Why You Have Bad Breath—And What You Can Do About It

Why You Have Bad Breath—And What You Can Do About It

At some point, everyone gets bad breath. Whether it’s a lingering smell from onions and garlic or that unpleasant phenomenon known as “morning breath,” we’ve all had moments when we wished our breath were a little fresher.

But if your bad breath hangs around even after you brush your teeth, it’s possible you might have halitosis or chronic bad breath. While halitosis is common, affecting roughly 25 percent of adults, it’s also easy to control once you understand what causes halitosis and how you can fix it.

Underlying Causes of Bad Breath

There are a number of factors that can lead to chronic bad breath. First and foremost is poor oral hygiene. Food particles start to accumulate around your teeth the moment they enter your mouth, and without proper flossing and brushing, they harden into plaque. This plaque harbors bacteria that cause the foul odor you know as bad breath. While regular professional cleanings help, the majority of your oral health is up to you.

The foods you eat can also contribute to halitosis. Foods with more processed sugar — like candy, soda, and processed foods — encourage the growth of odor-causing bacteria. Alternatively, foods like milk, apples, and nuts can actually clear out bacteria and restore your mouth’s proper pH balance.

Dry mouth is often overlooked as a cause of halitosis. Saliva helps your body to clear food particles out of your mouth. If your body doesn’t produce enough saliva — a condition known as chronic dry mouth — then the bacteria in your mouth will start to produce more bad smells.
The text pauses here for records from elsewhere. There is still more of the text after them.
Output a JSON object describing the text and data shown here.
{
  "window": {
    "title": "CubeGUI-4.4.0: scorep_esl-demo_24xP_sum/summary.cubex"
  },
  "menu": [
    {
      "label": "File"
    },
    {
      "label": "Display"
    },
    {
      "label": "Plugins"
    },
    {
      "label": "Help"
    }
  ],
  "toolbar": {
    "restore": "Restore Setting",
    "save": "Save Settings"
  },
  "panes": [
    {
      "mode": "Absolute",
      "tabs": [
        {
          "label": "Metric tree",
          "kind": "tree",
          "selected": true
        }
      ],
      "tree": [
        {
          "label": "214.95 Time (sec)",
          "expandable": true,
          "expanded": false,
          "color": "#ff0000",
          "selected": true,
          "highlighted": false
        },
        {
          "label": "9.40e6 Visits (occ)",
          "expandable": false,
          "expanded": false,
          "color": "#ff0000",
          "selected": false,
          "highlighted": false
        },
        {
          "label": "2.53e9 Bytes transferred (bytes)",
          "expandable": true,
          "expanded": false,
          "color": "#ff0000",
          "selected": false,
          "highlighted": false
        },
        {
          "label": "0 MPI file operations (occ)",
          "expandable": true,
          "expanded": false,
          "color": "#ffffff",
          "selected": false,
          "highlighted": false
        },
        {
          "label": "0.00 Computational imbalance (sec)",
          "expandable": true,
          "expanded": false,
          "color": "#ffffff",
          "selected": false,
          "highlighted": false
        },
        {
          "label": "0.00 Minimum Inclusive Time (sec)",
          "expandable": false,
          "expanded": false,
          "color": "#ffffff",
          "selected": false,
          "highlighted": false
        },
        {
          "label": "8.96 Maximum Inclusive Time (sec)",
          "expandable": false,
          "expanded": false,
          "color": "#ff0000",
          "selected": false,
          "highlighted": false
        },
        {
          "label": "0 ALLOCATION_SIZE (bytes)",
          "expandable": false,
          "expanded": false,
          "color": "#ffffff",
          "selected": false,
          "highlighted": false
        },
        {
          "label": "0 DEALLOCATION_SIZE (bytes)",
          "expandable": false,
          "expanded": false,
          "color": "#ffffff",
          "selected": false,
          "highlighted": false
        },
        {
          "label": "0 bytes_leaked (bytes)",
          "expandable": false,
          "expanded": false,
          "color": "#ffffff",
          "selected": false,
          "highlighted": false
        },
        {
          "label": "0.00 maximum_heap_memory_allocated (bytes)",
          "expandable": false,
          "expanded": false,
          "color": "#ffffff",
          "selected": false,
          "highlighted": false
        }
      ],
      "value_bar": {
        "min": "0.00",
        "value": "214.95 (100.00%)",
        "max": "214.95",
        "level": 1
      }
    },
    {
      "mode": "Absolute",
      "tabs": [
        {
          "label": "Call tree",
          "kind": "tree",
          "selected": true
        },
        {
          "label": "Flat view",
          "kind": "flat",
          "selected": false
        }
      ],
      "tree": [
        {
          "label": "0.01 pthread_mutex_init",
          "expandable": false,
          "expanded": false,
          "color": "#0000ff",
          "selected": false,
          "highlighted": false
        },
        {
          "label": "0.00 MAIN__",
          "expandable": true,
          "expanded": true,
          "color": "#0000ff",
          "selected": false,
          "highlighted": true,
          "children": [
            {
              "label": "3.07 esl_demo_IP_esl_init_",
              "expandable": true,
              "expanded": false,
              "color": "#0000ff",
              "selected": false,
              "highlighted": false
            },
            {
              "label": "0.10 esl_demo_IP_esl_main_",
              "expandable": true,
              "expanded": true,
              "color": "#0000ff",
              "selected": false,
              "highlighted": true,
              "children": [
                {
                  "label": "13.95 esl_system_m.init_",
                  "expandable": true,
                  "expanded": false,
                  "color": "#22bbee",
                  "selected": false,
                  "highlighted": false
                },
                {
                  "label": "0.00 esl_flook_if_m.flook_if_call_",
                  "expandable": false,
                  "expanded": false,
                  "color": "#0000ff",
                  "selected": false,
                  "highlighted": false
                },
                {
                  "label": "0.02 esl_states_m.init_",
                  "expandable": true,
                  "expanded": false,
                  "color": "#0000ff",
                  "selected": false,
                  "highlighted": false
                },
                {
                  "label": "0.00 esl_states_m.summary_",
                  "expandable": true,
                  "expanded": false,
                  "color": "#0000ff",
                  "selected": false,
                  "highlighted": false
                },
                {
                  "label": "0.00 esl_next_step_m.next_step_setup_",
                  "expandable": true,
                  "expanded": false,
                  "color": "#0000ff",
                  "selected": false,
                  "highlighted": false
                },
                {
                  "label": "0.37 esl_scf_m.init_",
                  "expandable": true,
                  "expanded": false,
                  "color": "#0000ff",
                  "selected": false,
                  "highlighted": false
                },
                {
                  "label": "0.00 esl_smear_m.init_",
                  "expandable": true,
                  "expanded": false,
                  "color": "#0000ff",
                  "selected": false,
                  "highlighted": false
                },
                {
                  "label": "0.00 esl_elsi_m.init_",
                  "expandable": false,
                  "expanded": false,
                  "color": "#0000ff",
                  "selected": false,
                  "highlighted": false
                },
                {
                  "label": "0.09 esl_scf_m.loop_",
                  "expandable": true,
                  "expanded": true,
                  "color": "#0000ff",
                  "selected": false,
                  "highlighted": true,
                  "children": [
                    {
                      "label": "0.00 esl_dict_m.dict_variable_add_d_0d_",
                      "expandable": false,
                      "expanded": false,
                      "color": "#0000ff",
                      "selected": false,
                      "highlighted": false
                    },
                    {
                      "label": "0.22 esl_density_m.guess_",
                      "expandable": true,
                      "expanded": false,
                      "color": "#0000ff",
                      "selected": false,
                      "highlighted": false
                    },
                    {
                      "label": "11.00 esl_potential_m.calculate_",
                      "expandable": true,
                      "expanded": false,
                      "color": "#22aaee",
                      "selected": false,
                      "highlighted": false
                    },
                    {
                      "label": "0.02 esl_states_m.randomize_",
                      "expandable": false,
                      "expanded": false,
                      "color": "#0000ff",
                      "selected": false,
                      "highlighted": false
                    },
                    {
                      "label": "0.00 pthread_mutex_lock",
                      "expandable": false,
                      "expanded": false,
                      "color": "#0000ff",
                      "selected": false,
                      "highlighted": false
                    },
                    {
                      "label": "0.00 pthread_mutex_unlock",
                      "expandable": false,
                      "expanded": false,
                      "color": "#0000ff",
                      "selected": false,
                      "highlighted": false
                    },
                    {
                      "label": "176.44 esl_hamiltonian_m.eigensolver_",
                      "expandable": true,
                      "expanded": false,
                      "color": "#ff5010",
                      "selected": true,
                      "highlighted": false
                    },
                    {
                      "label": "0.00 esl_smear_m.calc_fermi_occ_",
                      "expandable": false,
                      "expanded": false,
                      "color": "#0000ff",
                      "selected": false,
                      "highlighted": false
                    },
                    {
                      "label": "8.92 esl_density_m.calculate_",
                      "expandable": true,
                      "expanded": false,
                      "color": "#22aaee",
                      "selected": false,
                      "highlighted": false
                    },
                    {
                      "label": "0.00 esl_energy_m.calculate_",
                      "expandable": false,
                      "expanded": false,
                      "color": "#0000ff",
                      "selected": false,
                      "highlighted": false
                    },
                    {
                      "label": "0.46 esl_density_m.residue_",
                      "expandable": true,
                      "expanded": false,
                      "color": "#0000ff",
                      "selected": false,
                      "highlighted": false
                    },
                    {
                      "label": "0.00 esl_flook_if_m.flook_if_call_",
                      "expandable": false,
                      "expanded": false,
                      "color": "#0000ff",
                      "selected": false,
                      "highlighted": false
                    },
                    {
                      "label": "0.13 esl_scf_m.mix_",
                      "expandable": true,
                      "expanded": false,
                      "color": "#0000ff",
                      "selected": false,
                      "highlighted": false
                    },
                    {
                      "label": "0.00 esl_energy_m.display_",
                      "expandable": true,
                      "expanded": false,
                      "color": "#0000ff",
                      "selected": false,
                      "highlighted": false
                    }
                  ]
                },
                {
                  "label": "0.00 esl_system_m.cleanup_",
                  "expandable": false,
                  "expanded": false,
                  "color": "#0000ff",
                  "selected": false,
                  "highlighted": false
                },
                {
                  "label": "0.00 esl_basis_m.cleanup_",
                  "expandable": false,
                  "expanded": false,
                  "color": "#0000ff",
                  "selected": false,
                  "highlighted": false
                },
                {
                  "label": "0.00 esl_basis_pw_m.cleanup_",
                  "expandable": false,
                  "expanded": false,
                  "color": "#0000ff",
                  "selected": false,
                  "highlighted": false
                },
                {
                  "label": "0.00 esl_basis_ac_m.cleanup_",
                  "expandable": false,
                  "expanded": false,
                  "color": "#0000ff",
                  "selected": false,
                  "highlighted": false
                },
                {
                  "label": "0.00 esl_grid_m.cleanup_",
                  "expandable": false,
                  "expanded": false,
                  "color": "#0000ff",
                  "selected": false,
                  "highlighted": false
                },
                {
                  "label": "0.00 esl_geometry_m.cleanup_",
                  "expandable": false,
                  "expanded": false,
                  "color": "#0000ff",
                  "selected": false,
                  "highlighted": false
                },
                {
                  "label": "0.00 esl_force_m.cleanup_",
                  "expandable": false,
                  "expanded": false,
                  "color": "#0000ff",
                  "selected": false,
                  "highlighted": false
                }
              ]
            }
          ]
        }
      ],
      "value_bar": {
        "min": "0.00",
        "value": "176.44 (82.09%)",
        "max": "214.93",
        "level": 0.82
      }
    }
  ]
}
Tobacco use can also cause bad breath, as can certain medications or medical conditions like diabetes. While some of these factors can be eliminated on your own, other conditions might require more intervention from your dentist.

Do I Have Bad Breath?

It’s surprisingly difficult to notice your own bad breath. If you’re concerned about your breath, you can ask a close friend or partner to give you an honest assessment. If you’d rather perform your own test, one option is to lick your wrist, let the saliva dry, and then smell your wrist. It sounds strange, but it works!

How to Deal with Bad Breath

If you’re dealing with halitosis or you’re concerned that you might develop bad breath, there are several ways you can work to reverse or prevent the condition.

Developing an Oral Hygiene Regimen

This is the easiest and most consistent way for you to beat bad breath. Your oral hygiene regimen should include:

• Brushing and flossing twice daily
• Using a tongue scraper every morning
• Replacing your toothbrush every few months (especially once you notice the brush starting to fray)

One new and completely natural method of oral hygiene is called “oil pulling.” In this technique, you swish a tablespoon of coconut oil around your mouth for 15 – 20 seconds before spitting it out and rinsing your mouth with warm water. While it may sound unusual, the oil absorbs the bacteria from your mouth, leaving you much cleaner—and less likely to have bad breath.

A good oral hygiene regimen isn’t just important for you, either. If you have children, you should make sure they start developing good brushing and flossing habits at an early age.

Eating Right

As the saying goes, you are what you eat. Making the right dietary choices promotes oral health and can also help to prevent halitosis. When it comes to bad breath, you should opt for more natural foods, like fresh fruits and vegetables, as well as nuts.

These raw, crunchy foods act like toothbrushes, working to sweep away food particles. They also contain natural elements that increase saliva production and fight odor. Dairy products, like milk and yogurt, also contain active cultures that can help to control the odor-causing bacteria in your mouth.

Drinking Enough Water

Staying hydrated is another important part of keeping your breath fresh. Like saliva, water helps wash away bacteria and food particles, as well as developing plaque, without introducing the bacteria-promoting sugars found in sodas and juice.

Visit Your Dentist

Getting your teeth cleaned every six months is an important part of controlling the plaque and bacteria in your mouth. Your dentist has the right tools and techniques to clean your teeth more thoroughly than you can at home. You can think of these cleanings as a kind of reset button for your teeth. Once that cleaning is done, it’s up to you to maintain proper oral hygiene habits.

Your dentist can also identify underlying issues that might be causing your bad breath. If you’re concerned about halitosis, you should mention it to your dentist, so they can be on the lookout for potential causes.

For instance, during your appointment, your dental hygienist might notice that your mouth is unusually dry. The dentist may determine that your bad breath is due to dry mouth. At this point, the dentist may ask you a few questions to get to the root cause of the issue, like whether you snore at night or if you have trouble breathing through your nose. By getting to the root cause of your halitosis, your dentist can help you to solve the problem for good.

Mastering Bad Breath

Chronic bad breath can make you feel miserable. You might feel embarrassed or start to feel the need to avoid social situations and romantic encounters. But you don’t have to live with bad breath. With the right habits and the help of your dentist, you can make bad breath a thing of the past.

At Ablantis Dental in Encinitas, California, Dr. Claudia Cortadi and her team can help you with any aspect of your oral health. Contact Ablantis today for a consultation!